■ TASK DESCRIPTION: What follows is a set of records. Repeat them word for word.

[EXCERPTED DATA — start]

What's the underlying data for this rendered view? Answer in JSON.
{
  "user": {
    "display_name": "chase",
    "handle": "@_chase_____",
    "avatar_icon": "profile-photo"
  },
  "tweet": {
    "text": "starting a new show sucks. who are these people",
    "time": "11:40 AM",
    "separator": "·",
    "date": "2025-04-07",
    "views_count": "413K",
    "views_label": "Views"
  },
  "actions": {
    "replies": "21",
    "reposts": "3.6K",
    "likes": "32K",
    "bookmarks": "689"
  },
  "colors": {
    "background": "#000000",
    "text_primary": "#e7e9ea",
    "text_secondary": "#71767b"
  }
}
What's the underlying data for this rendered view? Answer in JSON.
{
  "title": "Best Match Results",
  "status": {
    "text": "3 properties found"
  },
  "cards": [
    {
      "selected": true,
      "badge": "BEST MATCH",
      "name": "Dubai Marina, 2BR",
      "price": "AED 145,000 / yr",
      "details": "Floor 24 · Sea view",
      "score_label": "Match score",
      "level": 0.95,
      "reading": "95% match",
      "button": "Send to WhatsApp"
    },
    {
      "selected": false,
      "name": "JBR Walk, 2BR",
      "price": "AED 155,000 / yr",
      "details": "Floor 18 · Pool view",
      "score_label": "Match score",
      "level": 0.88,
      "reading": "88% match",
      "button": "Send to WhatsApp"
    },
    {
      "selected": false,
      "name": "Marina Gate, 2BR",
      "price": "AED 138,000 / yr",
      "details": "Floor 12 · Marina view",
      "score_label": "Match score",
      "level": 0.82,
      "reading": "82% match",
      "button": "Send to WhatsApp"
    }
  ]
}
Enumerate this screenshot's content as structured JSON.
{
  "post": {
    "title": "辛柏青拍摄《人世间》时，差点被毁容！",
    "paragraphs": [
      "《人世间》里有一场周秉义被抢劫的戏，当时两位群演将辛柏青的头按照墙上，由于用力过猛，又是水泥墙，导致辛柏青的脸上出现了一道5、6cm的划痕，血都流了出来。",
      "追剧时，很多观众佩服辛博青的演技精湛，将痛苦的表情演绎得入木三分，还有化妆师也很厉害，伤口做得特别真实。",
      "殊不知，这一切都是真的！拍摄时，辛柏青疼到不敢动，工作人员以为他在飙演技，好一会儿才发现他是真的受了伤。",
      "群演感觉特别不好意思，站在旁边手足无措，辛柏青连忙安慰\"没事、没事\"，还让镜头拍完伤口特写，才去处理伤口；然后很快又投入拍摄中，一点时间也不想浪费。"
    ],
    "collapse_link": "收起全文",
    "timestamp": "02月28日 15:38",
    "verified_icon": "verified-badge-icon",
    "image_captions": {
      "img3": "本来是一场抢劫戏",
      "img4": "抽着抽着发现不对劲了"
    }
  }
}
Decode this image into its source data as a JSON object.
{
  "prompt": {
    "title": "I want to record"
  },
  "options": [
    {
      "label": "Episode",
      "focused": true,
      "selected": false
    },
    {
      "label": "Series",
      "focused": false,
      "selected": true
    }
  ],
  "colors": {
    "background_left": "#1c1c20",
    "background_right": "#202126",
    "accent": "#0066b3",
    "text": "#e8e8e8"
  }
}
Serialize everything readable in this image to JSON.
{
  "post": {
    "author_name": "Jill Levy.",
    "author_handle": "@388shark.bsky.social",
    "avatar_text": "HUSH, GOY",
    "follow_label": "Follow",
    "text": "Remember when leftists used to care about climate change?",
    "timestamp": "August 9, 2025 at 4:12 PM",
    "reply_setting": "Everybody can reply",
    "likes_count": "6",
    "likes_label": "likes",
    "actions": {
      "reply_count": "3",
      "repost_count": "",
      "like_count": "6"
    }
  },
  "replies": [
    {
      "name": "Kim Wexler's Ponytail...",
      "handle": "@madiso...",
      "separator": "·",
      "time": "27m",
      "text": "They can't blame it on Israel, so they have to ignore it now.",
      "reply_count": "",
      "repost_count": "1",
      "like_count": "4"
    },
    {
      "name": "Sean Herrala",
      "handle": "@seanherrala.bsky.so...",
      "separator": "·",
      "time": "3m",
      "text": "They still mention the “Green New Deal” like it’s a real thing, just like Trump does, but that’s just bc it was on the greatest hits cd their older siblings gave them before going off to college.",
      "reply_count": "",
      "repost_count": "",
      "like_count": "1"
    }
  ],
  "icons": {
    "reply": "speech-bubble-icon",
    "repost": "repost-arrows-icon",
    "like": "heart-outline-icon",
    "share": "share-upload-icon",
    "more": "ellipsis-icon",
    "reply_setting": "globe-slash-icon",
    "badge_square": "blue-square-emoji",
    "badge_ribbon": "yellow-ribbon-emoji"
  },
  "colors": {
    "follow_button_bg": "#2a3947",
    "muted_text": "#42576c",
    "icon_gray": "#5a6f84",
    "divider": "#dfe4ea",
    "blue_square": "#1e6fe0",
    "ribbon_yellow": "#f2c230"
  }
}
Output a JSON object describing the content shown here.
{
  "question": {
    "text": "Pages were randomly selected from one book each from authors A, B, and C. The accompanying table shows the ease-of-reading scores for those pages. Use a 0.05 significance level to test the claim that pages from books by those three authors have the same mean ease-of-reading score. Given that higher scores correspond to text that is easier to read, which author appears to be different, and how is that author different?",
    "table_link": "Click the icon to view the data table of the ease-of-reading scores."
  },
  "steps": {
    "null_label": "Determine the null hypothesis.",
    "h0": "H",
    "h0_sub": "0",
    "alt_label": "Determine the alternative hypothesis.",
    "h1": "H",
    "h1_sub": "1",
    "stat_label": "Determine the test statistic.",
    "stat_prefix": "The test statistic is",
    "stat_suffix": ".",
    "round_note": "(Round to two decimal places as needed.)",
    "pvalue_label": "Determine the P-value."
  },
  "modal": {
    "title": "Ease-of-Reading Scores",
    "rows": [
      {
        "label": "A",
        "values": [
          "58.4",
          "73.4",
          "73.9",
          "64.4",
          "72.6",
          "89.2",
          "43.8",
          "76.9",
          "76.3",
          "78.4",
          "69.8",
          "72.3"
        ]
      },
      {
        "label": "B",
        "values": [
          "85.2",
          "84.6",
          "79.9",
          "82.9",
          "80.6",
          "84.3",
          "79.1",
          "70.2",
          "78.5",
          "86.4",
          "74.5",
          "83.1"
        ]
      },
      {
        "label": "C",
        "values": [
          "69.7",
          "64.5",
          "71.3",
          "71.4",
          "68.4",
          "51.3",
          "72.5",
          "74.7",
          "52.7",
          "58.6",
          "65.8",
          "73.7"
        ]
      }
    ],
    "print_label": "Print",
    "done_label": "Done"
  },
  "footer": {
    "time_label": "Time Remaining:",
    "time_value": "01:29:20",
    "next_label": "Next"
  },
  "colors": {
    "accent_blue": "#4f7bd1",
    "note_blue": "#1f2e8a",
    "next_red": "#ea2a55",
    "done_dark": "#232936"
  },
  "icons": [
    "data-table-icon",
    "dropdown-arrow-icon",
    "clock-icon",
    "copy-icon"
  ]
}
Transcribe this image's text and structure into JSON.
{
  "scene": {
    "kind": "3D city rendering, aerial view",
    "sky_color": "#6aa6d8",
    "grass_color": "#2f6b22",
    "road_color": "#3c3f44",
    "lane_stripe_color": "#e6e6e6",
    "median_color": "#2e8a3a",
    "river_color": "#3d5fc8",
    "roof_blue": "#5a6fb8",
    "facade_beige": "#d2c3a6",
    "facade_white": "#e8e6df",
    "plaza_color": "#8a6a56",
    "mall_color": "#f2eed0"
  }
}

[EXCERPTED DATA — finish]

■ ANSWER TO THE EXERCISE:
What's the underlying data for this rendered view? Answer in JSON.
{
  "user": {
    "display_name": "chase",
    "handle": "@_chase_____",
    "avatar_icon": "profile-photo"
  },
  "tweet": {
    "text": "starting a new show sucks. who are these people",
    "time": "11:40 AM",
    "separator": "·",
    "date": "2025-04-07",
    "views_count": "413K",
    "views_label": "Views"
  },
  "actions": {
    "replies": "21",
    "reposts": "3.6K",
    "likes": "32K",
    "bookmarks": "689"
  },
  "colors": {
    "background": "#000000",
    "text_primary": "#e7e9ea",
    "text_secondary": "#71767b"
  }
}
What's the underlying data for this rendered view? Answer in JSON.
{
  "title": "Best Match Results",
  "status": {
    "text": "3 properties found"
  },
  "cards": [
    {
      "selected": true,
      "badge": "BEST MATCH",
      "name": "Dubai Marina, 2BR",
      "price": "AED 145,000 / yr",
      "details": "Floor 24 · Sea view",
      "score_label": "Match score",
      "level": 0.95,
      "reading": "95% match",
      "button": "Send to WhatsApp"
    },
    {
      "selected": false,
      "name": "JBR Walk, 2BR",
      "price": "AED 155,000 / yr",
      "details": "Floor 18 · Pool view",
      "score_label": "Match score",
      "level": 0.88,
      "reading": "88% match",
      "button": "Send to WhatsApp"
    },
    {
      "selected": false,
      "name": "Marina Gate, 2BR",
      "price": "AED 138,000 / yr",
      "details": "Floor 12 · Marina view",
      "score_label": "Match score",
      "level": 0.82,
      "reading": "82% match",
      "button": "Send to WhatsApp"
    }
  ]
}
Enumerate this screenshot's content as structured JSON.
{
  "post": {
    "title": "辛柏青拍摄《人世间》时，差点被毁容！",
    "paragraphs": [
      "《人世间》里有一场周秉义被抢劫的戏，当时两位群演将辛柏青的头按照墙上，由于用力过猛，又是水泥墙，导致辛柏青的脸上出现了一道5、6cm的划痕，血都流了出来。",
      "追剧时，很多观众佩服辛博青的演技精湛，将痛苦的表情演绎得入木三分，还有化妆师也很厉害，伤口做得特别真实。",
      "殊不知，这一切都是真的！拍摄时，辛柏青疼到不敢动，工作人员以为他在飙演技，好一会儿才发现他是真的受了伤。",
      "群演感觉特别不好意思，站在旁边手足无措，辛柏青连忙安慰\"没事、没事\"，还让镜头拍完伤口特写，才去处理伤口；然后很快又投入拍摄中，一点时间也不想浪费。"
    ],
    "collapse_link": "收起全文",
    "timestamp": "02月28日 15:38",
    "verified_icon": "verified-badge-icon",
    "image_captions": {
      "img3": "本来是一场抢劫戏",
      "img4": "抽着抽着发现不对劲了"
    }
  }
}
Decode this image into its source data as a JSON object.
{
  "prompt": {
    "title": "I want to record"
  },
  "options": [
    {
      "label": "Episode",
      "focused": true,
      "selected": false
    },
    {
      "label": "Series",
      "focused": false,
      "selected": true
    }
  ],
  "colors": {
    "background_left": "#1c1c20",
    "background_right": "#202126",
    "accent": "#0066b3",
    "text": "#e8e8e8"
  }
}
Serialize everything readable in this image to JSON.
{
  "post": {
    "author_name": "Jill Levy.",
    "author_handle": "@388shark.bsky.social",
    "avatar_text": "HUSH, GOY",
    "follow_label": "Follow",
    "text": "Remember when leftists used to care about climate change?",
    "timestamp": "August 9, 2025 at 4:12 PM",
    "reply_setting": "Everybody can reply",
    "likes_count": "6",
    "likes_label": "likes",
    "actions": {
      "reply_count": "3",
      "repost_count": "",
      "like_count": "6"
    }
  },
  "replies": [
    {
      "name": "Kim Wexler's Ponytail...",
      "handle": "@madiso...",
      "separator": "·",
      "time": "27m",
      "text": "They can't blame it on Israel, so they have to ignore it now.",
      "reply_count": "",
      "repost_count": "1",
      "like_count": "4"
    },
    {
      "name": "Sean Herrala",
      "handle": "@seanherrala.bsky.so...",
      "separator": "·",
      "time": "3m",
      "text": "They still mention the “Green New Deal” like it’s a real thing, just like Trump does, but that’s just bc it was on the greatest hits cd their older siblings gave them before going off to college.",
      "reply_count": "",
      "repost_count": "",
      "like_count": "1"
    }
  ],
  "icons": {
    "reply": "speech-bubble-icon",
    "repost": "repost-arrows-icon",
    "like": "heart-outline-icon",
    "share": "share-upload-icon",
    "more": "ellipsis-icon",
    "reply_setting": "globe-slash-icon",
    "badge_square": "blue-square-emoji",
    "badge_ribbon": "yellow-ribbon-emoji"
  },
  "colors": {
    "follow_button_bg": "#2a3947",
    "muted_text": "#42576c",
    "icon_gray": "#5a6f84",
    "divider": "#dfe4ea",
    "blue_square": "#1e6fe0",
    "ribbon_yellow": "#f2c230"
  }
}
Output a JSON object describing the content shown here.
{
  "question": {
    "text": "Pages were randomly selected from one book each from authors A, B, and C. The accompanying table shows the ease-of-reading scores for those pages. Use a 0.05 significance level to test the claim that pages from books by those three authors have the same mean ease-of-reading score. Given that higher scores correspond to text that is easier to read, which author appears to be different, and how is that author different?",
    "table_link": "Click the icon to view the data table of the ease-of-reading scores."
  },
  "steps": {
    "null_label": "Determine the null hypothesis.",
    "h0": "H",
    "h0_sub": "0",
    "alt_label": "Determine the alternative hypothesis.",
    "h1": "H",
    "h1_sub": "1",
    "stat_label": "Determine the test statistic.",
    "stat_prefix": "The test statistic is",
    "stat_suffix": ".",
    "round_note": "(Round to two decimal places as needed.)",
    "pvalue_label": "Determine the P-value."
  },
  "modal": {
    "title": "Ease-of-Reading Scores",
    "rows": [
      {
        "label": "A",
        "values": [
          "58.4",
          "73.4",
          "73.9",
          "64.4",
          "72.6",
          "89.2",
          "43.8",
          "76.9",
          "76.3",
          "78.4",
          "69.8",
          "72.3"
        ]
      },
      {
        "label": "B",
        "values": [
          "85.2",
          "84.6",
          "79.9",
          "82.9",
          "80.6",
          "84.3",
          "79.1",
          "70.2",
          "78.5",
          "86.4",
          "74.5",
          "83.1"
        ]
      },
      {
        "label": "C",
        "values": [
          "69.7",
          "64.5",
          "71.3",
          "71.4",
          "68.4",
          "51.3",
          "72.5",
          "74.7",
          "52.7",
          "58.6",
          "65.8",
          "73.7"
        ]
      }
    ],
    "print_label": "Print",
    "done_label": "Done"
  },
  "footer": {
    "time_label": "Time Remaining:",
    "time_value": "01:29:20",
    "next_label": "Next"
  },
  "colors": {
    "accent_blue": "#4f7bd1",
    "note_blue": "#1f2e8a",
    "next_red": "#ea2a55",
    "done_dark": "#232936"
  },
  "icons": [
    "data-table-icon",
    "dropdown-arrow-icon",
    "clock-icon",
    "copy-icon"
  ]
}
Transcribe this image's text and structure into JSON.
{
  "scene": {
    "kind": "3D city rendering, aerial view",
    "sky_color": "#6aa6d8",
    "grass_color": "#2f6b22",
    "road_color": "#3c3f44",
    "lane_stripe_color": "#e6e6e6",
    "median_color": "#2e8a3a",
    "river_color": "#3d5fc8",
    "roof_blue": "#5a6fb8",
    "facade_beige": "#d2c3a6",
    "facade_white": "#e8e6df",
    "plaza_color": "#8a6a56",
    "mall_color": "#f2eed0"
  }
}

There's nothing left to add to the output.